Monday, May 16, 2011
Unfunded Liabilities & the TRS Pension
No matter what the Civic Committee of the Commercial Club of Chicago (Illinois Is Broke), the Civic Federation, National Taxpayers United of Illinois, and the legislators who are empowered by these groups say, as long as there are continued long-term, short-term, and diversified investments from TRS; a growing teacher workforce; vital membership contributions; a guaranteed defined-benefit plan for all of its members; and the statutory State contributions to the pension plan, the pension fund’s assets do not have to match its liabilities. These obligations are long-term and will never necessitate a high liquidity of assets at any one time.

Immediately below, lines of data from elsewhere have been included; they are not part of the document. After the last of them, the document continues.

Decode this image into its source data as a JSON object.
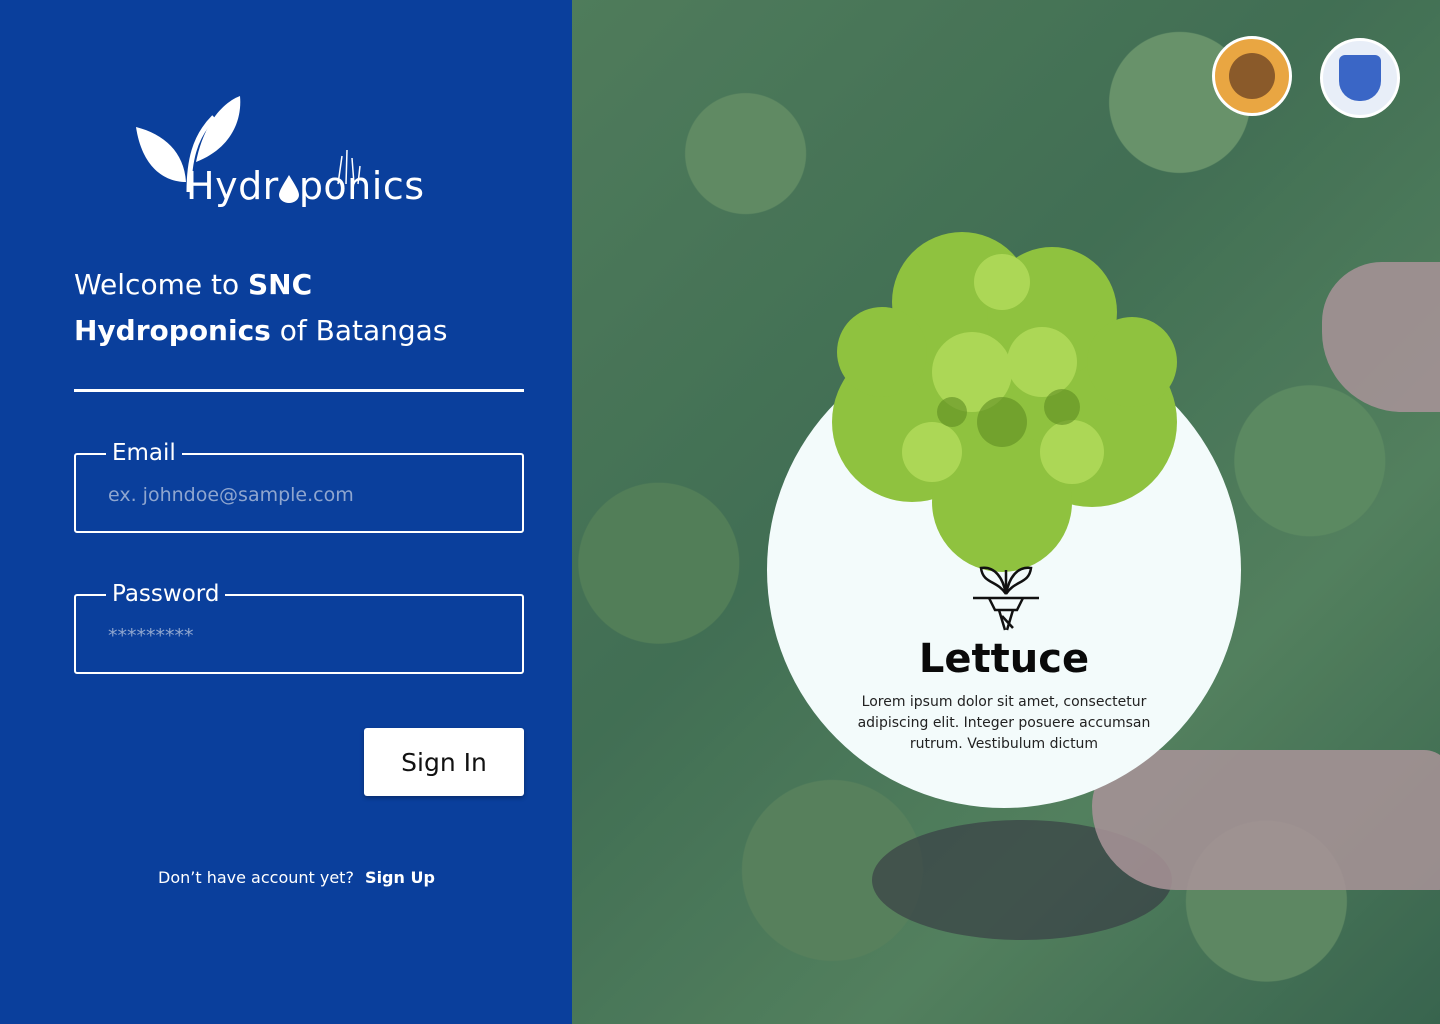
{
  "brand": {
    "logo_text_1": "Hydr",
    "logo_text_2": "ponics"
  },
  "welcome": {
    "line_1_prefix": "Welcome to ",
    "line_1_bold": "SNC",
    "line_2_bold": "Hydroponics",
    "line_2_suffix": " of Batangas"
  },
  "form": {
    "email_label": "Email",
    "email_placeholder": "ex. johndoe@sample.com",
    "password_label": "Password",
    "password_placeholder": "*********",
    "signin_label": "Sign In",
    "signup_prompt": "Don’t have account yet?",
    "signup_link": "Sign Up"
  },
  "card": {
    "title": "Lettuce",
    "description": "Lorem ipsum dolor sit amet, consectetur adipiscing elit. Integer posuere  accumsan rutrum. Vestibulum dictum"
  },
  "icons": {
    "logo": "sprout-leaf-icon",
    "seal_1": "dept-computer-engineering-seal",
    "seal_2": "snc-college-seal",
    "card_icon": "hydroponic-plant-icon"
  },
  "colors": {
    "panel_blue": "#0a3f9c",
    "card_bg": "#f3fbfb"
  }
}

The TRS pension does not use a discount rate that is risk-free (such as Treasury bonds). Its expected returns for its pension fund assets have averaged 9.83% since 1982 by investing in U.S. and international equities, bonds, fixed income, and real estate and by using a strategy that rebalances the investment portfolios according to the pension’s funding ratios and volatility of the market. To use a discount rate that is far below the expected return on fund assets for actuarial valuations gives a distorted view of TRS’ finances.